TASK TO CARRY OUT | The entries shown here must be retyped in full, with no pictures included.

SUPPLIED INFORMATION |
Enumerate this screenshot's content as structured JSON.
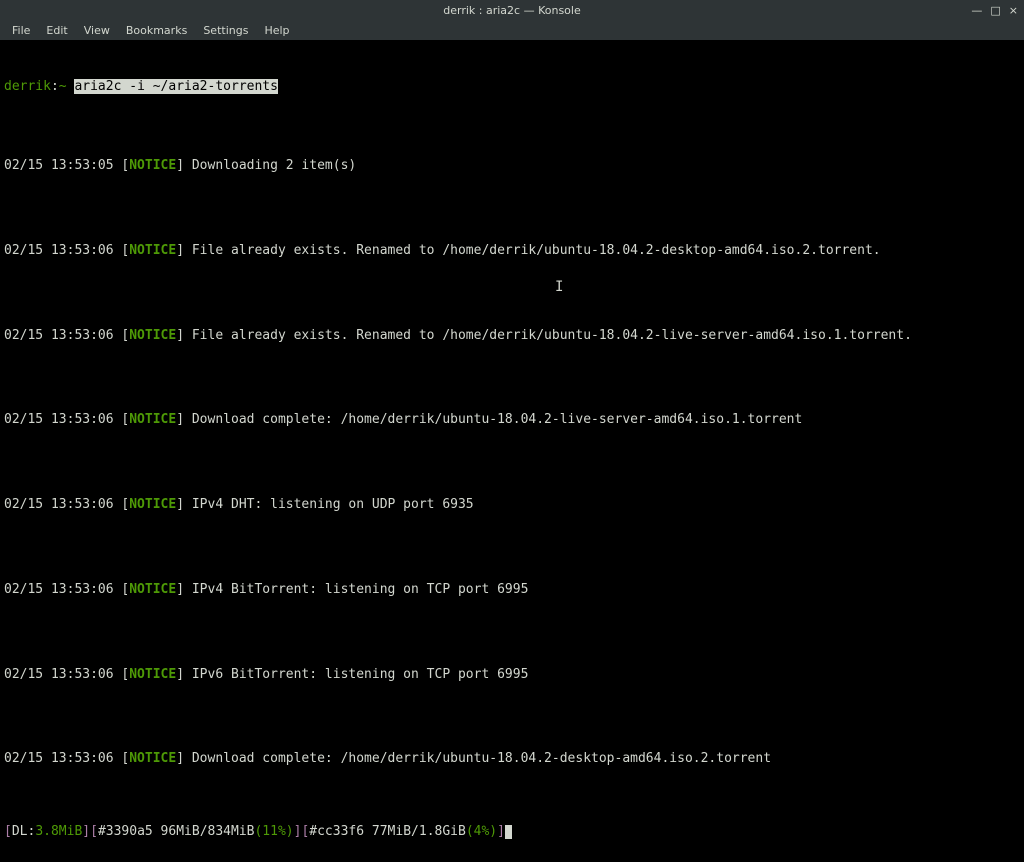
{
  "window": {
    "title": "derrik : aria2c — Konsole",
    "controls": {
      "min": "—",
      "max": "□",
      "close": "×"
    }
  },
  "menu": {
    "items": [
      "File",
      "Edit",
      "View",
      "Bookmarks",
      "Settings",
      "Help"
    ]
  },
  "prompt": {
    "user": "derrik",
    "sep": ":",
    "path": "~",
    "command": "aria2c -i ~/aria2-torrents"
  },
  "logs": [
    {
      "ts": "02/15 13:53:05",
      "tag": "NOTICE",
      "msg": "Downloading 2 item(s)"
    },
    {
      "ts": "02/15 13:53:06",
      "tag": "NOTICE",
      "msg": "File already exists. Renamed to /home/derrik/ubuntu-18.04.2-desktop-amd64.iso.2.torrent."
    },
    {
      "ts": "02/15 13:53:06",
      "tag": "NOTICE",
      "msg": "File already exists. Renamed to /home/derrik/ubuntu-18.04.2-live-server-amd64.iso.1.torrent."
    },
    {
      "ts": "02/15 13:53:06",
      "tag": "NOTICE",
      "msg": "Download complete: /home/derrik/ubuntu-18.04.2-live-server-amd64.iso.1.torrent"
    },
    {
      "ts": "02/15 13:53:06",
      "tag": "NOTICE",
      "msg": "IPv4 DHT: listening on UDP port 6935"
    },
    {
      "ts": "02/15 13:53:06",
      "tag": "NOTICE",
      "msg": "IPv4 BitTorrent: listening on TCP port 6995"
    },
    {
      "ts": "02/15 13:53:06",
      "tag": "NOTICE",
      "msg": "IPv6 BitTorrent: listening on TCP port 6995"
    },
    {
      "ts": "02/15 13:53:06",
      "tag": "NOTICE",
      "msg": "Download complete: /home/derrik/ubuntu-18.04.2-desktop-amd64.iso.2.torrent"
    }
  ],
  "status": {
    "dl_label": "DL:",
    "dl_speed": "3.8MiB",
    "item1_id": "#3390a5",
    "item1_progress": " 96MiB/834MiB",
    "item1_pct": "(11%)",
    "item2_id": "#cc33f6",
    "item2_progress": " 77MiB/1.8GiB",
    "item2_pct": "(4%)",
    "lb": "[",
    "rb": "]"
  }
}
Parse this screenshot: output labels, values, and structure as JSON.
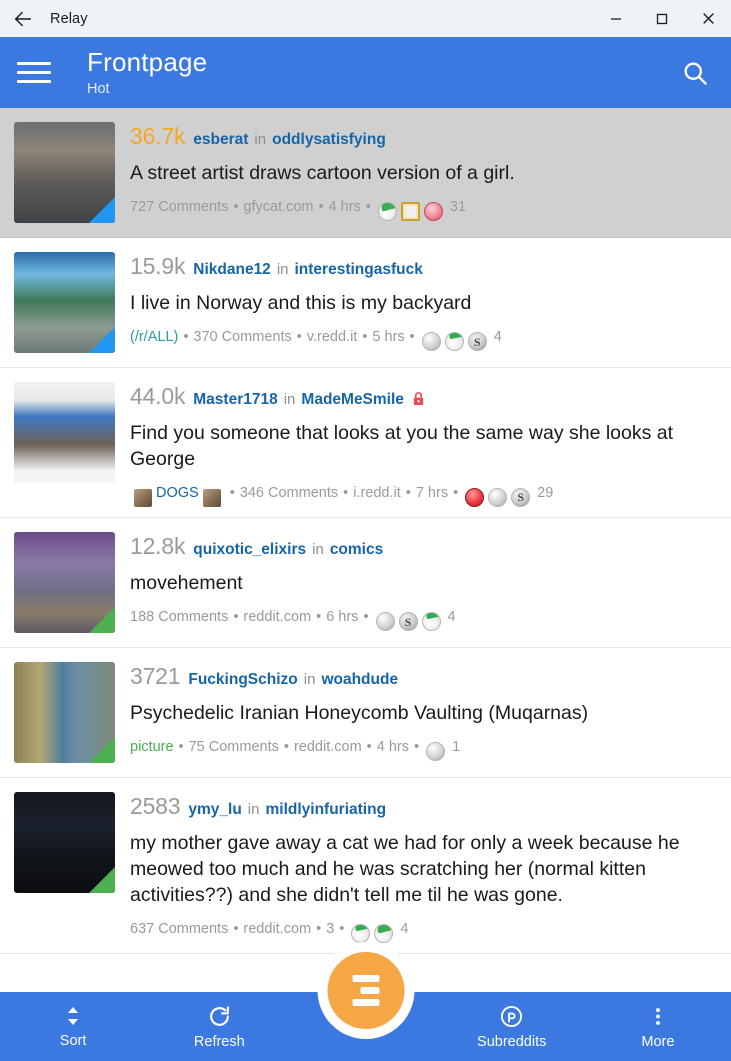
{
  "window": {
    "title": "Relay",
    "back_icon": "back-arrow-icon",
    "minimize_label": "−",
    "maximize_label": "□",
    "close_label": "✕"
  },
  "appbar": {
    "menu_icon": "hamburger-menu-icon",
    "title": "Frontpage",
    "subtitle": "Hot",
    "search_icon": "search-icon",
    "background_color": "#3b78e0"
  },
  "posts": [
    {
      "score": "36.7k",
      "score_highlight": true,
      "author": "esberat",
      "in_word": "in",
      "subreddit": "oddlysatisfying",
      "locked": false,
      "title": "A street artist draws cartoon version of a girl.",
      "meta": {
        "flair": "",
        "flair_style": "",
        "comments": "727 Comments",
        "domain": "gfycat.com",
        "age": "4 hrs",
        "award_count": "31",
        "awards": [
          "a-gnome",
          "a-frame",
          "a-heart"
        ]
      },
      "thumb_corner": "blue",
      "selected": true
    },
    {
      "score": "15.9k",
      "score_highlight": false,
      "author": "Nikdane12",
      "in_word": "in",
      "subreddit": "interestingasfuck",
      "locked": false,
      "title": "I live in Norway and this is my backyard",
      "meta": {
        "flair": "(/r/ALL)",
        "flair_style": "tag-all",
        "comments": "370 Comments",
        "domain": "v.redd.it",
        "age": "5 hrs",
        "award_count": "4",
        "awards": [
          "a-silver",
          "a-snoo",
          "a-dark"
        ]
      },
      "thumb_corner": "blue",
      "selected": false
    },
    {
      "score": "44.0k",
      "score_highlight": false,
      "author": "Master1718",
      "in_word": "in",
      "subreddit": "MadeMeSmile",
      "locked": true,
      "title": "Find you someone that looks at you the same way she looks at George",
      "meta": {
        "flair": "DOGS",
        "flair_style": "flair-label",
        "flair_images": 2,
        "comments": "346 Comments",
        "domain": "i.redd.it",
        "age": "7 hrs",
        "award_count": "29",
        "awards": [
          "a-red",
          "a-silver",
          "a-dark"
        ]
      },
      "thumb_corner": "none",
      "selected": false
    },
    {
      "score": "12.8k",
      "score_highlight": false,
      "author": "quixotic_elixirs",
      "in_word": "in",
      "subreddit": "comics",
      "locked": false,
      "title": "movehement",
      "meta": {
        "flair": "",
        "flair_style": "",
        "comments": "188 Comments",
        "domain": "reddit.com",
        "age": "6 hrs",
        "award_count": "4",
        "awards": [
          "a-silver",
          "a-dark",
          "a-snoo"
        ]
      },
      "thumb_corner": "green",
      "selected": false
    },
    {
      "score": "3721",
      "score_highlight": false,
      "author": "FuckingSchizo",
      "in_word": "in",
      "subreddit": "woahdude",
      "locked": false,
      "title": "Psychedelic Iranian Honeycomb Vaulting (Muqarnas)",
      "meta": {
        "flair": "picture",
        "flair_style": "tag-green",
        "comments": "75 Comments",
        "domain": "reddit.com",
        "age": "4 hrs",
        "award_count": "1",
        "awards": [
          "a-silver"
        ]
      },
      "thumb_corner": "green",
      "selected": false
    },
    {
      "score": "2583",
      "score_highlight": false,
      "author": "ymy_lu",
      "in_word": "in",
      "subreddit": "mildlyinfuriating",
      "locked": false,
      "title": "my mother gave away a cat we had for only a week because he meowed too much and he was scratching her (normal kitten activities??) and she didn't tell me til he was gone.",
      "meta": {
        "flair": "",
        "flair_style": "",
        "comments": "637 Comments",
        "domain": "reddit.com",
        "age": "3",
        "award_count": "4",
        "awards": [
          "a-snoo",
          "a-gnome"
        ]
      },
      "thumb_corner": "green",
      "selected": false
    }
  ],
  "bottomnav": {
    "items": [
      {
        "label": "Sort",
        "icon": "sort-arrows-icon"
      },
      {
        "label": "Refresh",
        "icon": "refresh-icon"
      },
      {
        "label": "Subreddits",
        "icon": "reddit-r-icon"
      },
      {
        "label": "More",
        "icon": "more-vertical-icon"
      }
    ],
    "fab_icon": "compact-view-icon",
    "accent_color": "#f5a645"
  }
}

COMPLETED EXERCISE |
Enumerate this screenshot's content as structured JSON.
{
  "window": {
    "title": "derrik : aria2c — Konsole",
    "controls": {
      "min": "—",
      "max": "□",
      "close": "×"
    }
  },
  "menu": {
    "items": [
      "File",
      "Edit",
      "View",
      "Bookmarks",
      "Settings",
      "Help"
    ]
  },
  "prompt": {
    "user": "derrik",
    "sep": ":",
    "path": "~",
    "command": "aria2c -i ~/aria2-torrents"
  },
  "logs": [
    {
      "ts": "02/15 13:53:05",
      "tag": "NOTICE",
      "msg": "Downloading 2 item(s)"
    },
    {
      "ts": "02/15 13:53:06",
      "tag": "NOTICE",
      "msg": "File already exists. Renamed to /home/derrik/ubuntu-18.04.2-desktop-amd64.iso.2.torrent."
    },
    {
      "ts": "02/15 13:53:06",
      "tag": "NOTICE",
      "msg": "File already exists. Renamed to /home/derrik/ubuntu-18.04.2-live-server-amd64.iso.1.torrent."
    },
    {
      "ts": "02/15 13:53:06",
      "tag": "NOTICE",
      "msg": "Download complete: /home/derrik/ubuntu-18.04.2-live-server-amd64.iso.1.torrent"
    },
    {
      "ts": "02/15 13:53:06",
      "tag": "NOTICE",
      "msg": "IPv4 DHT: listening on UDP port 6935"
    },
    {
      "ts": "02/15 13:53:06",
      "tag": "NOTICE",
      "msg": "IPv4 BitTorrent: listening on TCP port 6995"
    },
    {
      "ts": "02/15 13:53:06",
      "tag": "NOTICE",
      "msg": "IPv6 BitTorrent: listening on TCP port 6995"
    },
    {
      "ts": "02/15 13:53:06",
      "tag": "NOTICE",
      "msg": "Download complete: /home/derrik/ubuntu-18.04.2-desktop-amd64.iso.2.torrent"
    }
  ],
  "status": {
    "dl_label": "DL:",
    "dl_speed": "3.8MiB",
    "item1_id": "#3390a5",
    "item1_progress": " 96MiB/834MiB",
    "item1_pct": "(11%)",
    "item2_id": "#cc33f6",
    "item2_progress": " 77MiB/1.8GiB",
    "item2_pct": "(4%)",
    "lb": "[",
    "rb": "]"
  }
}
Parse this screenshot: output labels, values, and structure as JSON.
{
  "window": {
    "title": "Relay",
    "back_icon": "back-arrow-icon",
    "minimize_label": "−",
    "maximize_label": "□",
    "close_label": "✕"
  },
  "appbar": {
    "menu_icon": "hamburger-menu-icon",
    "title": "Frontpage",
    "subtitle": "Hot",
    "search_icon": "search-icon",
    "background_color": "#3b78e0"
  },
  "posts": [
    {
      "score": "36.7k",
      "score_highlight": true,
      "author": "esberat",
      "in_word": "in",
      "subreddit": "oddlysatisfying",
      "locked": false,
      "title": "A street artist draws cartoon version of a girl.",
      "meta": {
        "flair": "",
        "flair_style": "",
        "comments": "727 Comments",
        "domain": "gfycat.com",
        "age": "4 hrs",
        "award_count": "31",
        "awards": [
          "a-gnome",
          "a-frame",
          "a-heart"
        ]
      },
      "thumb_corner": "blue",
      "selected": true
    },
    {
      "score": "15.9k",
      "score_highlight": false,
      "author": "Nikdane12",
      "in_word": "in",
      "subreddit": "interestingasfuck",
      "locked": false,
      "title": "I live in Norway and this is my backyard",
      "meta": {
        "flair": "(/r/ALL)",
        "flair_style": "tag-all",
        "comments": "370 Comments",
        "domain": "v.redd.it",
        "age": "5 hrs",
        "award_count": "4",
        "awards": [
          "a-silver",
          "a-snoo",
          "a-dark"
        ]
      },
      "thumb_corner": "blue",
      "selected": false
    },
    {
      "score": "44.0k",
      "score_highlight": false,
      "author": "Master1718",
      "in_word": "in",
      "subreddit": "MadeMeSmile",
      "locked": true,
      "title": "Find you someone that looks at you the same way she looks at George",
      "meta": {
        "flair": "DOGS",
        "flair_style": "flair-label",
        "flair_images": 2,
        "comments": "346 Comments",
        "domain": "i.redd.it",
        "age": "7 hrs",
        "award_count": "29",
        "awards": [
          "a-red",
          "a-silver",
          "a-dark"
        ]
      },
      "thumb_corner": "none",
      "selected": false
    },
    {
      "score": "12.8k",
      "score_highlight": false,
      "author": "quixotic_elixirs",
      "in_word": "in",
      "subreddit": "comics",
      "locked": false,
      "title": "movehement",
      "meta": {
        "flair": "",
        "flair_style": "",
        "comments": "188 Comments",
        "domain": "reddit.com",
        "age": "6 hrs",
        "award_count": "4",
        "awards": [
          "a-silver",
          "a-dark",
          "a-snoo"
        ]
      },
      "thumb_corner": "green",
      "selected": false
    },
    {
      "score": "3721",
      "score_highlight": false,
      "author": "FuckingSchizo",
      "in_word": "in",
      "subreddit": "woahdude",
      "locked": false,
      "title": "Psychedelic Iranian Honeycomb Vaulting (Muqarnas)",
      "meta": {
        "flair": "picture",
        "flair_style": "tag-green",
        "comments": "75 Comments",
        "domain": "reddit.com",
        "age": "4 hrs",
        "award_count": "1",
        "awards": [
          "a-silver"
        ]
      },
      "thumb_corner": "green",
      "selected": false
    },
    {
      "score": "2583",
      "score_highlight": false,
      "author": "ymy_lu",
      "in_word": "in",
      "subreddit": "mildlyinfuriating",
      "locked": false,
      "title": "my mother gave away a cat we had for only a week because he meowed too much and he was scratching her (normal kitten activities??) and she didn't tell me til he was gone.",
      "meta": {
        "flair": "",
        "flair_style": "",
        "comments": "637 Comments",
        "domain": "reddit.com",
        "age": "3",
        "award_count": "4",
        "awards": [
          "a-snoo",
          "a-gnome"
        ]
      },
      "thumb_corner": "green",
      "selected": false
    }
  ],
  "bottomnav": {
    "items": [
      {
        "label": "Sort",
        "icon": "sort-arrows-icon"
      },
      {
        "label": "Refresh",
        "icon": "refresh-icon"
      },
      {
        "label": "Subreddits",
        "icon": "reddit-r-icon"
      },
      {
        "label": "More",
        "icon": "more-vertical-icon"
      }
    ],
    "fab_icon": "compact-view-icon",
    "accent_color": "#f5a645"
  }
}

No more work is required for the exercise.